You may often hear Dr. Klonsky talk about “pockets.” You may also hear your general dentist use this term as well. So what is a “pocket”?
A pocket is our dental name for the space that naturally exists between the gum and the tooth. Another name for a pocket is a sulcus. This is part of our normal anatomy. The gum does not attach to the tooth where our eyes tell us it does. Instead, it folds in and attaches lower on the tooth at a point that we cannot see. Thus, it forms a trough that goes all the way around the tooth.
Because this trough is an actual physical space, even though it is very narrow, we can measure its depth with a periodontal probe. This is a ruler that has millimeter markings on it. In health, the pocket is usually one to three millimeters deep. When periodontal infection is or was present, the space can measure four to ten millimeters and beyond.
So measuring pocket depths around the teeth is like measuring blood pressure, i.e., there are good readings and bad. Just like with blood pressure readings, we want these pocket depth readings to generally be as low as possible.
We all start with pocket depth readings of one to three millimeters. They generally become deeper due to only one cause – periodontal disease or infection in the gum that leads to bone loss around the teeth. Thus, if you have pocket depth readings over 3 millimeters, it means you are losing bone around your teeth. This is obviously not a good thing since we need to preserve the bone around the teeth if we want to keep them for a lifetime.

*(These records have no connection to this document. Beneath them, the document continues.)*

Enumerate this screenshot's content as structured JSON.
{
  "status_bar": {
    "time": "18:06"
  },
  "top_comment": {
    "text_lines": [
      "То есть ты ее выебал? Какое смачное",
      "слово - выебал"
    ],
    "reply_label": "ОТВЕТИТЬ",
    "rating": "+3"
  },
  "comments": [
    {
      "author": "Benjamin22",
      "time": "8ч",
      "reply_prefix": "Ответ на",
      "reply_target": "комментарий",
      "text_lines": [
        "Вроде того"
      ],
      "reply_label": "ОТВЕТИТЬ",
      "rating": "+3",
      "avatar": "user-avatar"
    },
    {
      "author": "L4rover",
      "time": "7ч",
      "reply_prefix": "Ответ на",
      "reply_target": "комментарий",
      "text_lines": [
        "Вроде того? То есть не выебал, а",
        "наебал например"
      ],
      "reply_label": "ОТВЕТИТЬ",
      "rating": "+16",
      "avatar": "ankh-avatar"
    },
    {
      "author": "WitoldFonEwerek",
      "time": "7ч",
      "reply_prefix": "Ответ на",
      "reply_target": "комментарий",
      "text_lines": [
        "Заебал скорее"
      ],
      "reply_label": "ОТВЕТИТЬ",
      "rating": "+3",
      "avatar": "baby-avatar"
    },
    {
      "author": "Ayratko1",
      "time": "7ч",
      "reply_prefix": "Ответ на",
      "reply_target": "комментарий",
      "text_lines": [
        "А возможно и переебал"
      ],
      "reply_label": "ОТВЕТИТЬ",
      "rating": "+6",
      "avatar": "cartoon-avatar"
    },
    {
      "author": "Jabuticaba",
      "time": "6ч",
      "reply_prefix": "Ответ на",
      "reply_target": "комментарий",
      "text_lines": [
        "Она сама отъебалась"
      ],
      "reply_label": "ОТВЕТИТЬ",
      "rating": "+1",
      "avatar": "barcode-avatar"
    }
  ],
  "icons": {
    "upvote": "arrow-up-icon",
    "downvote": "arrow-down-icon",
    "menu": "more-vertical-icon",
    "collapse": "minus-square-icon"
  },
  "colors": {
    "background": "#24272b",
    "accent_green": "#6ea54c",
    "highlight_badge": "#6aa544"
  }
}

There are other reasons why deep pocket depth readings (over 3 millimeters) are a problem. It tells us that bacterial plaque is growing down the roots of the teeth and causing the destruction of the bone that supports the teeth and holds them in place. An equally big concern is that none of our homecare tools, i.e., toothbrush, floss, rinses, etc., reach below 3 millimeters. So, the harmful bacteria at the bottom of the deep pockets remain unaffected by our best efforts and continues to cause damage to the underlying bone.

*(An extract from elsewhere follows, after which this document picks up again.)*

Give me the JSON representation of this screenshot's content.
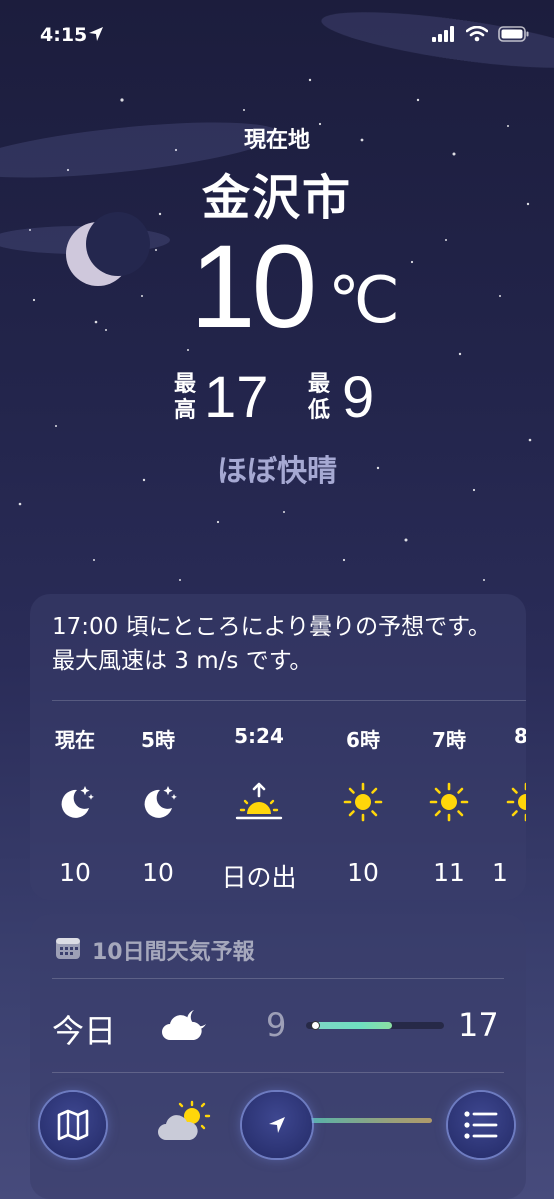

In the same way, your dental professional can’t do a great job removing the plaque bacteria that you have missed when you come for your regular cleaning when the pockets are deeper than 3 millimeters, especially in the back of the mouth. Remember, when you come for a regular cleaning, you are expecting a comfortable visit in a relatively short period of time. For that to work, the spaces need to be shallow (1-3 millimeters).
So measuring pocket depths is something that should be done regularly, both by the periodontist and your general dentist. This is the only way to carefully and accurately measure the health of the gum and bone that supports your teeth.
If an examination shows that you have pocket depths deeper than 3 millimeters, then, depending on the depth, they can be managed in a number of ways ranging from careful monitoring, deep cleaning under local anesthetic, or surgery to reduce the size of the pocket.